Congressman Conyers Hails Study as "Great Public Service"

MIDLAND—A new Mackinac Center for Public Policy study calling for stronger protection of citizens against government seizures of their property has drawn praise from the U. S. House Judiciary Committee's ranking Democrat, Michigan Congressman John Conyers.

The study by the Midland-based research group cites abuses of laws that allow the state and federal governments to seize private property without proving the property or its owners were involved in a crime. In 1992, more than $14 million in cash and property was taken from citizens by Michigan law enforcement agencies in 9,770 separate seizures. Federal seizures grew 1,500 percent between 1985 and 1991.

Property seized even from innocent citizens is often never returned to them. Frequently, the law allows such property to be sold in public "government auctions," the proceeds of which can go to the law enforcement agencies that seized it.

The creation and use of these so-called forfeiture laws is growing, largely in an attempt to strike back at drug dealers by taking their profits from the illegal trade. But statistics indicating that 80 percent of the people whose property is seized under federal drug laws are never formally charged raise questions about forfeiture laws' effectiveness.

Conyers, critical of forfeiture laws, has characterized them as "designed to give cops the right to confiscate and keep the luxury possessions of major drug dealers [but which] mostly ensnares the modest homes, cars, and hard-earned cash of ordinary, law-abiding people."

The 39-page study warns that current forfeiture laws which violate the American tradition of "innocent until proven guilty" threaten the due-process rights of all citizens.

The study recommends nine reforms including disallowing seizures of property until government can prove its owners are guilty of a crime, requiring police and other agents to publicly justify forfeiture proceedings, and prohibiting law enforcement agencies to profit from the sale of assets they seize.

Conyers praised the study, saying, "The Mackinac Center for Public Policy has done a great public service by pointing out an abuse of power and a defect in our law. Forfeiture threatens the rights of all of our citizens and I'm going to do everything in my power to see that the study's recommendations get all the consideration they deserve."

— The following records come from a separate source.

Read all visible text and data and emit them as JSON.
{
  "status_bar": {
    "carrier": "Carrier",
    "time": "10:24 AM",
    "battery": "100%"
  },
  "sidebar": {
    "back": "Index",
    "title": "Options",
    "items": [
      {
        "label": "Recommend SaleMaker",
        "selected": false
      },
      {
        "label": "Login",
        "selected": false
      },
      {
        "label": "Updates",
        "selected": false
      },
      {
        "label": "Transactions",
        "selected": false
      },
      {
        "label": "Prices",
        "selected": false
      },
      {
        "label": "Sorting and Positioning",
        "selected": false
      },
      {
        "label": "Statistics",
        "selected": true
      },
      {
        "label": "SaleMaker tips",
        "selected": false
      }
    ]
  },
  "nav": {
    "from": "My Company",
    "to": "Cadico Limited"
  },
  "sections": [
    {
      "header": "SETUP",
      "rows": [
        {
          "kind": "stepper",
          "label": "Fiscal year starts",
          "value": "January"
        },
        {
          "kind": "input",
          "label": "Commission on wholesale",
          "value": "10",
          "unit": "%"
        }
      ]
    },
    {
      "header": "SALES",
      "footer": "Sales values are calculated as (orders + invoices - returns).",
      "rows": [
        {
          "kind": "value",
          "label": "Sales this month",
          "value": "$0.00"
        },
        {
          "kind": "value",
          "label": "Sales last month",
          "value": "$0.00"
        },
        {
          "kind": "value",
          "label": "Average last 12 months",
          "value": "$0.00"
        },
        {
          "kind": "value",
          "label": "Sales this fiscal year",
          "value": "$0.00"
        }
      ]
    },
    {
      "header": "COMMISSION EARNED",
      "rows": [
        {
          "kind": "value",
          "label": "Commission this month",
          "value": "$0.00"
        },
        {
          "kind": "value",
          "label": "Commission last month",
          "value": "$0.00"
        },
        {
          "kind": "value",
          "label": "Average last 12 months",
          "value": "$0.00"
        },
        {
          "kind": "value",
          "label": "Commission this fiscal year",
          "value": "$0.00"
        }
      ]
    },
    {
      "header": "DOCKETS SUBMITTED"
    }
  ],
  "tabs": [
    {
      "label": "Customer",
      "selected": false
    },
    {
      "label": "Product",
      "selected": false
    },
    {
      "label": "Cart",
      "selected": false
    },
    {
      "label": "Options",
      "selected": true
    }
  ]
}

Mackinac Center President Lawrence Reed said, "We appreciate Congressman Conyers's leadership to protect citizens' rights and we're pleased to be working with him on a common objective—reform of both Michigan and national forfeiture laws."

The study, Reforming Property Forfeiture Laws to Protect Citizens' Rights, was written by Mackinac Center Adjunct Scholar Donald J. Kochan, J. D. It is available free of charge at www.mackinac.org, or for $5 in printed form by calling (989) 631-0900.